Stored records:

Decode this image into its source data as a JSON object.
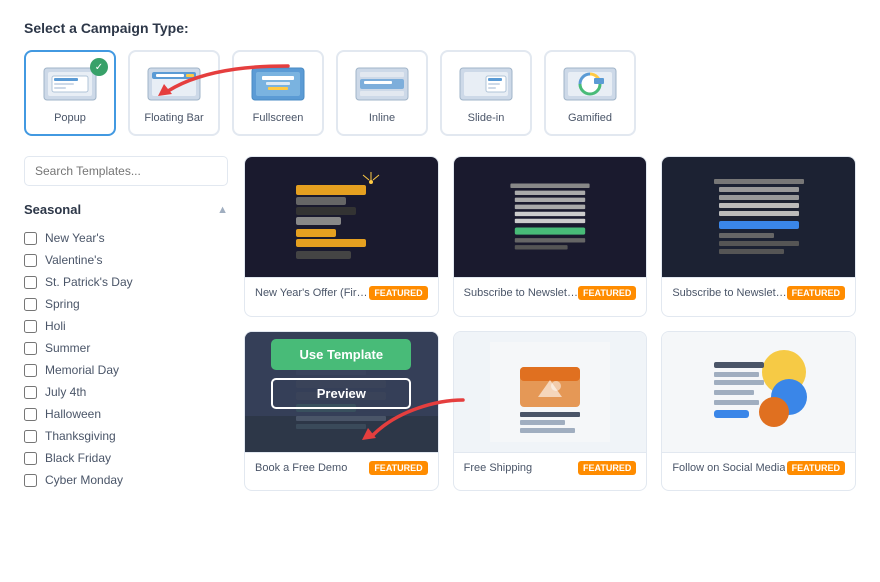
{
  "page": {
    "section_title": "Select a Campaign Type:"
  },
  "campaign_types": [
    {
      "id": "popup",
      "label": "Popup",
      "selected": true
    },
    {
      "id": "floating-bar",
      "label": "Floating Bar",
      "selected": false
    },
    {
      "id": "fullscreen",
      "label": "Fullscreen",
      "selected": false
    },
    {
      "id": "inline",
      "label": "Inline",
      "selected": false
    },
    {
      "id": "slide-in",
      "label": "Slide-in",
      "selected": false
    },
    {
      "id": "gamified",
      "label": "Gamified",
      "selected": false
    }
  ],
  "sidebar": {
    "search_placeholder": "Search Templates...",
    "seasonal_label": "Seasonal",
    "items": [
      {
        "id": "new-years",
        "label": "New Year's",
        "checked": false
      },
      {
        "id": "valentines",
        "label": "Valentine's",
        "checked": false
      },
      {
        "id": "st-patricks",
        "label": "St. Patrick's Day",
        "checked": false
      },
      {
        "id": "spring",
        "label": "Spring",
        "checked": false
      },
      {
        "id": "holi",
        "label": "Holi",
        "checked": false
      },
      {
        "id": "summer",
        "label": "Summer",
        "checked": false
      },
      {
        "id": "memorial-day",
        "label": "Memorial Day",
        "checked": false
      },
      {
        "id": "july-4th",
        "label": "July 4th",
        "checked": false
      },
      {
        "id": "halloween",
        "label": "Halloween",
        "checked": false
      },
      {
        "id": "thanksgiving",
        "label": "Thanksgiving",
        "checked": false
      },
      {
        "id": "black-friday",
        "label": "Black Friday",
        "checked": false
      },
      {
        "id": "cyber-monday",
        "label": "Cyber Monday",
        "checked": false
      }
    ]
  },
  "templates": [
    {
      "id": "newyear",
      "name": "New Year's Offer (Firewo...",
      "featured": true,
      "featured_label": "FEATURED",
      "type": "newyear",
      "show_overlay": false
    },
    {
      "id": "subscribe1",
      "name": "Subscribe to Newsletter ...",
      "featured": true,
      "featured_label": "FEATURED",
      "type": "subscribe1",
      "show_overlay": false
    },
    {
      "id": "subscribe2",
      "name": "Subscribe to Newsletter ...",
      "featured": true,
      "featured_label": "FEATURED",
      "type": "subscribe2",
      "show_overlay": false
    },
    {
      "id": "demo",
      "name": "Book a Free Demo",
      "featured": true,
      "featured_label": "FEATURED",
      "type": "demo",
      "show_overlay": true,
      "btn_use": "Use Template",
      "btn_preview": "Preview"
    },
    {
      "id": "shipping",
      "name": "Free Shipping",
      "featured": true,
      "featured_label": "FEATURED",
      "type": "shipping",
      "show_overlay": false
    },
    {
      "id": "social",
      "name": "Follow on Social Media",
      "featured": true,
      "featured_label": "FEATURED",
      "type": "social",
      "show_overlay": false
    }
  ]
}
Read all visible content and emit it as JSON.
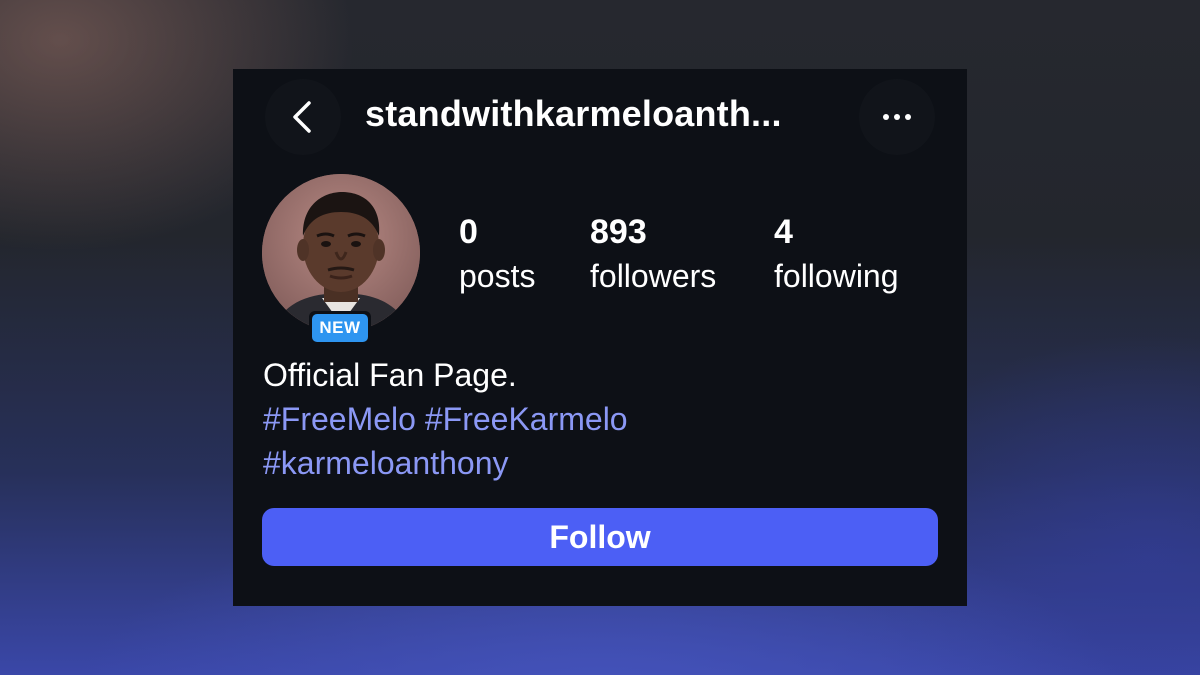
{
  "header": {
    "username": "standwithkarmeloanth...",
    "back_icon": "chevron-left-icon",
    "more_icon": "ellipsis-horizontal-icon"
  },
  "profile": {
    "avatar": "profile-photo",
    "badge": "NEW",
    "stats": [
      {
        "value": "0",
        "label": "posts"
      },
      {
        "value": "893",
        "label": "followers"
      },
      {
        "value": "4",
        "label": "following"
      }
    ],
    "bio": {
      "line1": "Official Fan Page.",
      "hashtags": [
        "#FreeMelo",
        "#FreeKarmelo",
        "#karmeloanthony"
      ]
    }
  },
  "actions": {
    "follow_label": "Follow"
  },
  "colors": {
    "card_bg": "#0d1016",
    "accent": "#4c5ff5",
    "badge": "#2e95f0",
    "hashtag": "#8b98f5",
    "text": "#ffffff"
  }
}
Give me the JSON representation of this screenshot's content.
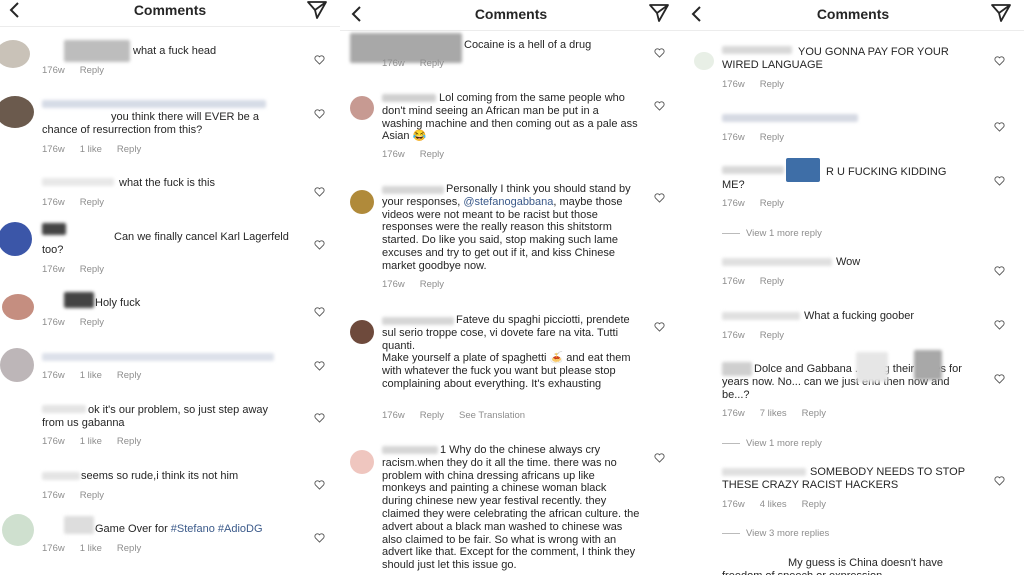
{
  "header": {
    "title": "Comments"
  },
  "panel1": {
    "comments": [
      {
        "text": "what a fuck head",
        "time": "176w",
        "likes": "",
        "reply": "Reply"
      },
      {
        "text": "you think there will EVER be a chance of resurrection from this?",
        "time": "176w",
        "likes": "1 like",
        "reply": "Reply"
      },
      {
        "text": "what the fuck is this",
        "time": "176w",
        "likes": "",
        "reply": "Reply"
      },
      {
        "text": "Can we finally cancel Karl Lagerfeld too?",
        "time": "176w",
        "likes": "",
        "reply": "Reply"
      },
      {
        "text": "Holy fuck",
        "time": "176w",
        "likes": "",
        "reply": "Reply"
      },
      {
        "text": "",
        "time": "176w",
        "likes": "1 like",
        "reply": "Reply"
      },
      {
        "text": "ok it's our problem, so just step away from us gabanna",
        "time": "176w",
        "likes": "1 like",
        "reply": "Reply"
      },
      {
        "text": "seems so rude,i think its not him",
        "time": "176w",
        "likes": "",
        "reply": "Reply"
      },
      {
        "text": "Game Over for ",
        "mention": "#Stefano #AdioDG",
        "time": "176w",
        "likes": "1 like",
        "reply": "Reply"
      }
    ]
  },
  "panel2": {
    "comments": [
      {
        "text": "Cocaine is a hell of a drug",
        "time": "176w",
        "reply": "Reply"
      },
      {
        "text": "Lol coming from the same people who don't mind seeing an African man be put in a washing machine and then coming out as a pale ass Asian 😂",
        "time": "176w",
        "reply": "Reply"
      },
      {
        "text_a": "Personally I think you should stand by your responses, ",
        "mention": "@stefanogabbana",
        "text_b": ", maybe those videos were not meant to be racist but those responses were the really reason this shitstorm started. Do like you said, stop making such lame excuses and try to get out if it, and kiss Chinese market goodbye now.",
        "time": "176w",
        "reply": "Reply"
      },
      {
        "text": "Fateve du spaghi picciotti, prendete sul serio troppe cose, vi dovete fare na vita. Tutti quanti.",
        "text2": "Make yourself a plate of spaghetti 🍝 and eat them with whatever the fuck you want but please stop complaining about everything. It's exhausting",
        "time": "176w",
        "reply": "Reply",
        "translate": "See Translation"
      },
      {
        "text": "1 Why do the chinese always cry racism.when they do it all the time. there was no problem with china dressing africans up like monkeys and painting a chinese woman black during chinese new year festival recently. they claimed they were celebrating the african culture. the advert about a black man washed to chinese was also claimed to be fair. So what is wrong with an advert like that. Except for the comment, I think they should just let this issue go."
      }
    ]
  },
  "panel3": {
    "comments": [
      {
        "text": "YOU GONNA PAY FOR YOUR WIRED LANGUAGE",
        "time": "176w",
        "reply": "Reply"
      },
      {
        "text": "",
        "time": "176w",
        "reply": "Reply"
      },
      {
        "text": "R U FUCKING KIDDING ME?",
        "time": "176w",
        "reply": "Reply",
        "view_more": "View 1 more reply"
      },
      {
        "text": "Wow",
        "time": "176w",
        "reply": "Reply"
      },
      {
        "text": "What a fucking goober",
        "time": "176w",
        "reply": "Reply"
      },
      {
        "text": "Dolce and Gabbana ... wing their asses for years now. No... can we just end then now and be...?",
        "time": "176w",
        "likes": "7 likes",
        "reply": "Reply",
        "view_more": "View 1 more reply"
      },
      {
        "text": "SOMEBODY NEEDS TO STOP THESE CRAZY RACIST HACKERS",
        "time": "176w",
        "likes": "4 likes",
        "reply": "Reply",
        "view_more": "View 3 more replies"
      },
      {
        "text": "My guess is China doesn't have freedom of speech or expression"
      }
    ]
  },
  "colors": {
    "text": "#262626",
    "muted": "#8e8e8e",
    "mention": "#3b5a8a",
    "bg": "#ffffff"
  },
  "icons": {
    "back": "chevron-left-icon",
    "send": "paper-plane-icon",
    "like": "heart-icon"
  }
}
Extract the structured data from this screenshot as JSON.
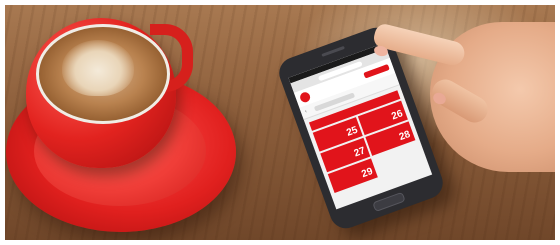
{
  "phone_app": {
    "dates": [
      "25",
      "26",
      "27",
      "28",
      "29"
    ]
  },
  "colors": {
    "accent": "#e1141b",
    "cup": "#e2231f",
    "table": "#8d5f3c"
  }
}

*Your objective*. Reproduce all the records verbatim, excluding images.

*Solution to this exercise*.
Decode this image into its source data as a JSON object.
{
  "page": {
    "section_title": "Select a Campaign Type:"
  },
  "campaign_types": [
    {
      "id": "popup",
      "label": "Popup",
      "selected": true
    },
    {
      "id": "floating-bar",
      "label": "Floating Bar",
      "selected": false
    },
    {
      "id": "fullscreen",
      "label": "Fullscreen",
      "selected": false
    },
    {
      "id": "inline",
      "label": "Inline",
      "selected": false
    },
    {
      "id": "slide-in",
      "label": "Slide-in",
      "selected": false
    },
    {
      "id": "gamified",
      "label": "Gamified",
      "selected": false
    }
  ],
  "sidebar": {
    "search_placeholder": "Search Templates...",
    "seasonal_label": "Seasonal",
    "items": [
      {
        "id": "new-years",
        "label": "New Year's",
        "checked": false
      },
      {
        "id": "valentines",
        "label": "Valentine's",
        "checked": false
      },
      {
        "id": "st-patricks",
        "label": "St. Patrick's Day",
        "checked": false
      },
      {
        "id": "spring",
        "label": "Spring",
        "checked": false
      },
      {
        "id": "holi",
        "label": "Holi",
        "checked": false
      },
      {
        "id": "summer",
        "label": "Summer",
        "checked": false
      },
      {
        "id": "memorial-day",
        "label": "Memorial Day",
        "checked": false
      },
      {
        "id": "july-4th",
        "label": "July 4th",
        "checked": false
      },
      {
        "id": "halloween",
        "label": "Halloween",
        "checked": false
      },
      {
        "id": "thanksgiving",
        "label": "Thanksgiving",
        "checked": false
      },
      {
        "id": "black-friday",
        "label": "Black Friday",
        "checked": false
      },
      {
        "id": "cyber-monday",
        "label": "Cyber Monday",
        "checked": false
      }
    ]
  },
  "templates": [
    {
      "id": "newyear",
      "name": "New Year's Offer (Firewo...",
      "featured": true,
      "featured_label": "FEATURED",
      "type": "newyear",
      "show_overlay": false
    },
    {
      "id": "subscribe1",
      "name": "Subscribe to Newsletter ...",
      "featured": true,
      "featured_label": "FEATURED",
      "type": "subscribe1",
      "show_overlay": false
    },
    {
      "id": "subscribe2",
      "name": "Subscribe to Newsletter ...",
      "featured": true,
      "featured_label": "FEATURED",
      "type": "subscribe2",
      "show_overlay": false
    },
    {
      "id": "demo",
      "name": "Book a Free Demo",
      "featured": true,
      "featured_label": "FEATURED",
      "type": "demo",
      "show_overlay": true,
      "btn_use": "Use Template",
      "btn_preview": "Preview"
    },
    {
      "id": "shipping",
      "name": "Free Shipping",
      "featured": true,
      "featured_label": "FEATURED",
      "type": "shipping",
      "show_overlay": false
    },
    {
      "id": "social",
      "name": "Follow on Social Media",
      "featured": true,
      "featured_label": "FEATURED",
      "type": "social",
      "show_overlay": false
    }
  ]
}
Read all visible content and emit it as JSON.
{
  "header": {
    "username": "standwithkarmeloanth...",
    "back_icon": "chevron-left-icon",
    "more_icon": "ellipsis-horizontal-icon"
  },
  "profile": {
    "avatar": "profile-photo",
    "badge": "NEW",
    "stats": [
      {
        "value": "0",
        "label": "posts"
      },
      {
        "value": "893",
        "label": "followers"
      },
      {
        "value": "4",
        "label": "following"
      }
    ],
    "bio": {
      "line1": "Official Fan Page.",
      "hashtags": [
        "#FreeMelo",
        "#FreeKarmelo",
        "#karmeloanthony"
      ]
    }
  },
  "actions": {
    "follow_label": "Follow"
  },
  "colors": {
    "card_bg": "#0d1016",
    "accent": "#4c5ff5",
    "badge": "#2e95f0",
    "hashtag": "#8b98f5",
    "text": "#ffffff"
  }
}
Give me the JSON representation of this screenshot's content.
{
  "header": {
    "title": "Comments"
  },
  "panel1": {
    "comments": [
      {
        "text": "what a fuck head",
        "time": "176w",
        "likes": "",
        "reply": "Reply"
      },
      {
        "text": "you think there will EVER be a chance of resurrection from this?",
        "time": "176w",
        "likes": "1 like",
        "reply": "Reply"
      },
      {
        "text": "what the fuck is this",
        "time": "176w",
        "likes": "",
        "reply": "Reply"
      },
      {
        "text": "Can we finally cancel Karl Lagerfeld too?",
        "time": "176w",
        "likes": "",
        "reply": "Reply"
      },
      {
        "text": "Holy fuck",
        "time": "176w",
        "likes": "",
        "reply": "Reply"
      },
      {
        "text": "",
        "time": "176w",
        "likes": "1 like",
        "reply": "Reply"
      },
      {
        "text": "ok it's our problem, so just step away from us gabanna",
        "time": "176w",
        "likes": "1 like",
        "reply": "Reply"
      },
      {
        "text": "seems so rude,i think its not him",
        "time": "176w",
        "likes": "",
        "reply": "Reply"
      },
      {
        "text": "Game Over for ",
        "mention": "#Stefano #AdioDG",
        "time": "176w",
        "likes": "1 like",
        "reply": "Reply"
      }
    ]
  },
  "panel2": {
    "comments": [
      {
        "text": "Cocaine is a hell of a drug",
        "time": "176w",
        "reply": "Reply"
      },
      {
        "text": "Lol coming from the same people who don't mind seeing an African man be put in a washing machine and then coming out as a pale ass Asian 😂",
        "time": "176w",
        "reply": "Reply"
      },
      {
        "text_a": "Personally I think you should stand by your responses, ",
        "mention": "@stefanogabbana",
        "text_b": ", maybe those videos were not meant to be racist but those responses were the really reason this shitstorm started. Do like you said, stop making such lame excuses and try to get out if it, and kiss Chinese market goodbye now.",
        "time": "176w",
        "reply": "Reply"
      },
      {
        "text": "Fateve du spaghi picciotti, prendete sul serio troppe cose, vi dovete fare na vita. Tutti quanti.",
        "text2": "Make yourself a plate of spaghetti 🍝 and eat them with whatever the fuck you want but please stop complaining about everything. It's exhausting",
        "time": "176w",
        "reply": "Reply",
        "translate": "See Translation"
      },
      {
        "text": "1 Why do the chinese always cry racism.when they do it all the time. there was no problem with china dressing africans up like monkeys and painting a chinese woman black during chinese new year festival recently. they claimed they were celebrating the african culture. the advert about a black man washed to chinese was also claimed to be fair. So what is wrong with an advert like that. Except for the comment, I think they should just let this issue go."
      }
    ]
  },
  "panel3": {
    "comments": [
      {
        "text": "YOU GONNA PAY FOR YOUR WIRED LANGUAGE",
        "time": "176w",
        "reply": "Reply"
      },
      {
        "text": "",
        "time": "176w",
        "reply": "Reply"
      },
      {
        "text": "R U FUCKING KIDDING ME?",
        "time": "176w",
        "reply": "Reply",
        "view_more": "View 1 more reply"
      },
      {
        "text": "Wow",
        "time": "176w",
        "reply": "Reply"
      },
      {
        "text": "What a fucking goober",
        "time": "176w",
        "reply": "Reply"
      },
      {
        "text": "Dolce and Gabbana ... wing their asses for years now. No... can we just end then now and be...?",
        "time": "176w",
        "likes": "7 likes",
        "reply": "Reply",
        "view_more": "View 1 more reply"
      },
      {
        "text": "SOMEBODY NEEDS TO STOP THESE CRAZY RACIST HACKERS",
        "time": "176w",
        "likes": "4 likes",
        "reply": "Reply",
        "view_more": "View 3 more replies"
      },
      {
        "text": "My guess is China doesn't have freedom of speech or expression"
      }
    ]
  },
  "colors": {
    "text": "#262626",
    "muted": "#8e8e8e",
    "mention": "#3b5a8a",
    "bg": "#ffffff"
  },
  "icons": {
    "back": "chevron-left-icon",
    "send": "paper-plane-icon",
    "like": "heart-icon"
  }
}
Extract the structured data from this screenshot as JSON.
{
  "phone_app": {
    "dates": [
      "25",
      "26",
      "27",
      "28",
      "29"
    ]
  },
  "colors": {
    "accent": "#e1141b",
    "cup": "#e2231f",
    "table": "#8d5f3c"
  }
}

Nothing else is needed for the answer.